- [Aim of the task]:
Each of the records must appear again, exactly as it was written.

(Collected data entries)
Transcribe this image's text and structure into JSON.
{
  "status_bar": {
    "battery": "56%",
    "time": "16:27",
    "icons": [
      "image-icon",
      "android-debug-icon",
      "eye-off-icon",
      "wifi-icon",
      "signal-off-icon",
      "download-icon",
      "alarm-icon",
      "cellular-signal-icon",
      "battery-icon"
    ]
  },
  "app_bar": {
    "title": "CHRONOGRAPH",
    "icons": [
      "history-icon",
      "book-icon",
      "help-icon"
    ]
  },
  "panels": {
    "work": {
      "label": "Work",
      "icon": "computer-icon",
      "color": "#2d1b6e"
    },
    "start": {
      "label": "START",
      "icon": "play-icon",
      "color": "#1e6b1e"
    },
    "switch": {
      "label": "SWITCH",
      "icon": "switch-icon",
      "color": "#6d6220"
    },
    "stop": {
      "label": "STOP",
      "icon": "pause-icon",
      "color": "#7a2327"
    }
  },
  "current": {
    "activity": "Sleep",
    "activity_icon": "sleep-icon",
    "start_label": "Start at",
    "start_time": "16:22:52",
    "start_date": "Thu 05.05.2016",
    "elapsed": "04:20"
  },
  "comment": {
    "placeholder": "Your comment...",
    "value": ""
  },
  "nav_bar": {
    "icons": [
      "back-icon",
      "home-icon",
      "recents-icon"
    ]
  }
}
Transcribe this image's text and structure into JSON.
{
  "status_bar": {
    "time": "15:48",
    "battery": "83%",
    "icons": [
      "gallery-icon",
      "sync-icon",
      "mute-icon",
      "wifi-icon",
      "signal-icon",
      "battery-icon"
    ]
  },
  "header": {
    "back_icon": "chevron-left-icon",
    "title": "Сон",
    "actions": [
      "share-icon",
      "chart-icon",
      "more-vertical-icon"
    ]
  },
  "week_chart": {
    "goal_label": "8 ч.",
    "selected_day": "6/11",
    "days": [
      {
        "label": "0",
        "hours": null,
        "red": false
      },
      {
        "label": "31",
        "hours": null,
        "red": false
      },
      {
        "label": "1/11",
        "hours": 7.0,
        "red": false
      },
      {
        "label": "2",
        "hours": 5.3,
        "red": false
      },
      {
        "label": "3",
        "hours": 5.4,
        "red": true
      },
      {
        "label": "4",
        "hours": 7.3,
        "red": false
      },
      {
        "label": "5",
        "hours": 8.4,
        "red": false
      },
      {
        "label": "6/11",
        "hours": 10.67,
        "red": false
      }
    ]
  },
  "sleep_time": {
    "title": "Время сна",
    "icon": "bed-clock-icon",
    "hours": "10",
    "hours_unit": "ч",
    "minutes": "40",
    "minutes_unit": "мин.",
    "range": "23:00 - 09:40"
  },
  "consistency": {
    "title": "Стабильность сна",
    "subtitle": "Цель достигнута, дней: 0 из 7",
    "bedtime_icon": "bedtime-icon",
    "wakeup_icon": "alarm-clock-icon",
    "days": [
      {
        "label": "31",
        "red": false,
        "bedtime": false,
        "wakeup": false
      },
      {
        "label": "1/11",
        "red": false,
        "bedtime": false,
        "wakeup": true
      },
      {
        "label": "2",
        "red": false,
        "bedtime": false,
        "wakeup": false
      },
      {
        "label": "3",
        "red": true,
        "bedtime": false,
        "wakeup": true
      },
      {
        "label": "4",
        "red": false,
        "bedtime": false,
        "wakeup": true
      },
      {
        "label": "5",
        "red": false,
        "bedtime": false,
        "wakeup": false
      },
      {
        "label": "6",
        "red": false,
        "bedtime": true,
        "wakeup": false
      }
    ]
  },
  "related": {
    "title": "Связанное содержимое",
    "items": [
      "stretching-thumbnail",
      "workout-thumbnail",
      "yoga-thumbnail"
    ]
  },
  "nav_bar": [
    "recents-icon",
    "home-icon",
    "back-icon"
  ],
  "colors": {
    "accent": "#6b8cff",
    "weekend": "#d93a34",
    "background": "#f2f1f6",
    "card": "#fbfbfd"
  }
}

- [Exercise answer]:
Transcribe this image's text and structure into JSON.
{
  "status_bar": {
    "battery": "56%",
    "time": "16:27",
    "icons": [
      "image-icon",
      "android-debug-icon",
      "eye-off-icon",
      "wifi-icon",
      "signal-off-icon",
      "download-icon",
      "alarm-icon",
      "cellular-signal-icon",
      "battery-icon"
    ]
  },
  "app_bar": {
    "title": "CHRONOGRAPH",
    "icons": [
      "history-icon",
      "book-icon",
      "help-icon"
    ]
  },
  "panels": {
    "work": {
      "label": "Work",
      "icon": "computer-icon",
      "color": "#2d1b6e"
    },
    "start": {
      "label": "START",
      "icon": "play-icon",
      "color": "#1e6b1e"
    },
    "switch": {
      "label": "SWITCH",
      "icon": "switch-icon",
      "color": "#6d6220"
    },
    "stop": {
      "label": "STOP",
      "icon": "pause-icon",
      "color": "#7a2327"
    }
  },
  "current": {
    "activity": "Sleep",
    "activity_icon": "sleep-icon",
    "start_label": "Start at",
    "start_time": "16:22:52",
    "start_date": "Thu 05.05.2016",
    "elapsed": "04:20"
  },
  "comment": {
    "placeholder": "Your comment...",
    "value": ""
  },
  "nav_bar": {
    "icons": [
      "back-icon",
      "home-icon",
      "recents-icon"
    ]
  }
}
Transcribe this image's text and structure into JSON.
{
  "status_bar": {
    "time": "15:48",
    "battery": "83%",
    "icons": [
      "gallery-icon",
      "sync-icon",
      "mute-icon",
      "wifi-icon",
      "signal-icon",
      "battery-icon"
    ]
  },
  "header": {
    "back_icon": "chevron-left-icon",
    "title": "Сон",
    "actions": [
      "share-icon",
      "chart-icon",
      "more-vertical-icon"
    ]
  },
  "week_chart": {
    "goal_label": "8 ч.",
    "selected_day": "6/11",
    "days": [
      {
        "label": "0",
        "hours": null,
        "red": false
      },
      {
        "label": "31",
        "hours": null,
        "red": false
      },
      {
        "label": "1/11",
        "hours": 7.0,
        "red": false
      },
      {
        "label": "2",
        "hours": 5.3,
        "red": false
      },
      {
        "label": "3",
        "hours": 5.4,
        "red": true
      },
      {
        "label": "4",
        "hours": 7.3,
        "red": false
      },
      {
        "label": "5",
        "hours": 8.4,
        "red": false
      },
      {
        "label": "6/11",
        "hours": 10.67,
        "red": false
      }
    ]
  },
  "sleep_time": {
    "title": "Время сна",
    "icon": "bed-clock-icon",
    "hours": "10",
    "hours_unit": "ч",
    "minutes": "40",
    "minutes_unit": "мин.",
    "range": "23:00 - 09:40"
  },
  "consistency": {
    "title": "Стабильность сна",
    "subtitle": "Цель достигнута, дней: 0 из 7",
    "bedtime_icon": "bedtime-icon",
    "wakeup_icon": "alarm-clock-icon",
    "days": [
      {
        "label": "31",
        "red": false,
        "bedtime": false,
        "wakeup": false
      },
      {
        "label": "1/11",
        "red": false,
        "bedtime": false,
        "wakeup": true
      },
      {
        "label": "2",
        "red": false,
        "bedtime": false,
        "wakeup": false
      },
      {
        "label": "3",
        "red": true,
        "bedtime": false,
        "wakeup": true
      },
      {
        "label": "4",
        "red": false,
        "bedtime": false,
        "wakeup": true
      },
      {
        "label": "5",
        "red": false,
        "bedtime": false,
        "wakeup": false
      },
      {
        "label": "6",
        "red": false,
        "bedtime": true,
        "wakeup": false
      }
    ]
  },
  "related": {
    "title": "Связанное содержимое",
    "items": [
      "stretching-thumbnail",
      "workout-thumbnail",
      "yoga-thumbnail"
    ]
  },
  "nav_bar": [
    "recents-icon",
    "home-icon",
    "back-icon"
  ],
  "colors": {
    "accent": "#6b8cff",
    "weekend": "#d93a34",
    "background": "#f2f1f6",
    "card": "#fbfbfd"
  }
}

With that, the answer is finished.